Last Sunday I had the pleasure to participate in making an aerial map, a very detailed overhead image of Dolores Park taken from 200’ to 400’. The fine folks at Public Laboratories have published the result. A couple of direct links: a full page slippy map and aerial video. I also got a nice single shot of the new Dolores Park playground (full size).
This kind of mapping comes from Public Laboratory, a cool non-profit helping ordinary people make their own aerial maps.
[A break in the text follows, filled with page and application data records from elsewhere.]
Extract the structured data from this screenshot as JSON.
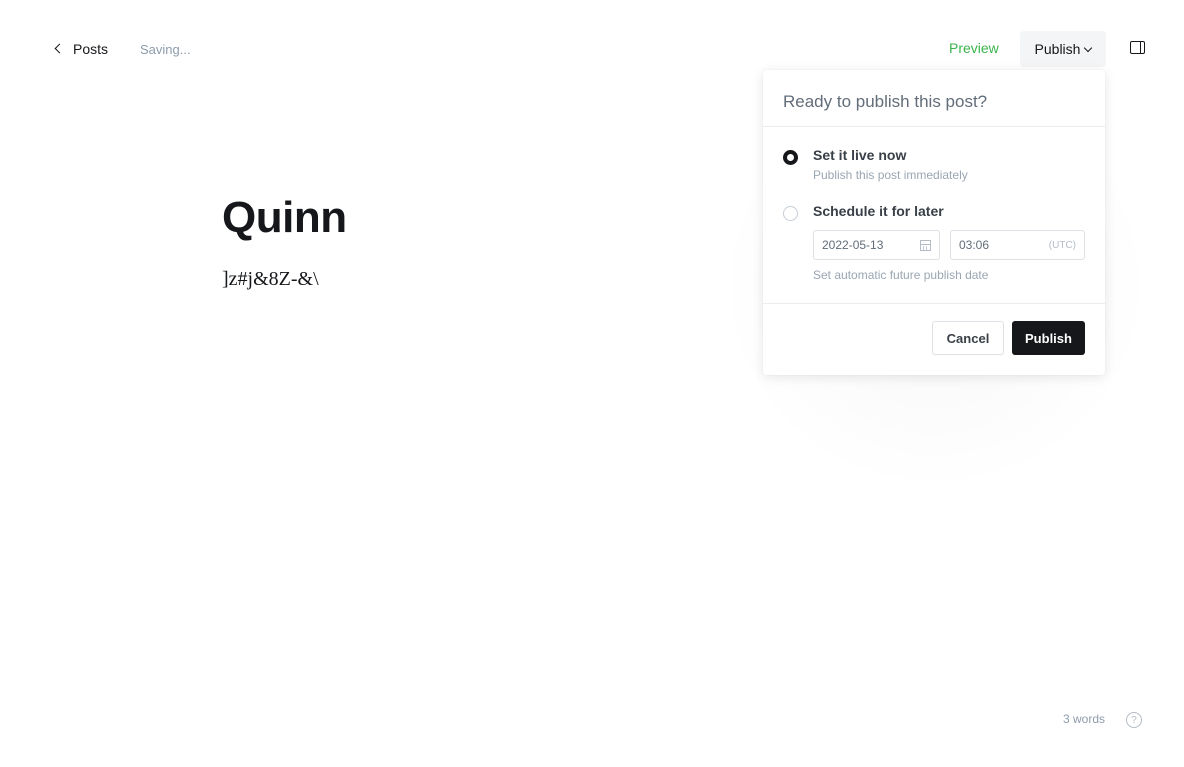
{
  "header": {
    "back_label": "Posts",
    "status": "Saving...",
    "preview_label": "Preview",
    "publish_label": "Publish"
  },
  "editor": {
    "title": "Quinn",
    "body": "]z#j&8Z-&\\"
  },
  "publish_menu": {
    "heading": "Ready to publish this post?",
    "options": [
      {
        "title": "Set it live now",
        "description": "Publish this post immediately",
        "selected": true
      },
      {
        "title": "Schedule it for later",
        "description": "Set automatic future publish date",
        "selected": false
      }
    ],
    "date_value": "2022-05-13",
    "time_value": "03:06",
    "timezone": "(UTC)",
    "cancel_label": "Cancel",
    "publish_label": "Publish"
  },
  "footer": {
    "word_count": "3 words",
    "help_glyph": "?"
  },
  "colors": {
    "preview": "#3bb44d",
    "primary_button": "#15171a"
  },
  "icons": {
    "back": "chevron-left-icon",
    "dropdown": "chevron-down-icon",
    "sidebar": "sidebar-toggle-icon",
    "calendar": "calendar-icon",
    "help": "help-icon"
  }
}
You don’t need a satellite or fancy cameras on a plane to make a “satellite map”. All you need is a kite or balloon, a cheap point and shoot camera, and a little software.
I particularly like how low tech the setup is. The lift comes from something as simple as a mylar balloon filled with helium (we used a car dealership ad balloon). No fancy cradle, just some rubber bands holding the camera to a plastic soda bottle with the soda cap as the clamp. And no special camera, just an ordinary consumer camera set to continuous drive with another rubber band holding down the button. Launch, fly for awhile, pick the best photos, then stitch them together into a map. (That last part takes some effort; you can do it by hand in Photoshop or use the MapKnitter web app).
The Dolores Park shoot was mostly for fun, a nice way to be outside on a sunny day and excite a bunch of kids. But Public Laboratories participates in more serious projects too, like documenting the Deepwater Horizon oil spill. A key thing about this kind of mapping is anyone can do it relatively cheaply and quickly. You can also fly other sensors, they’re doing a lot of work in environment monitoring,
Many thanks to Stewart Long and Bobby Sudekum for letting me tag along on the fun photo shoot.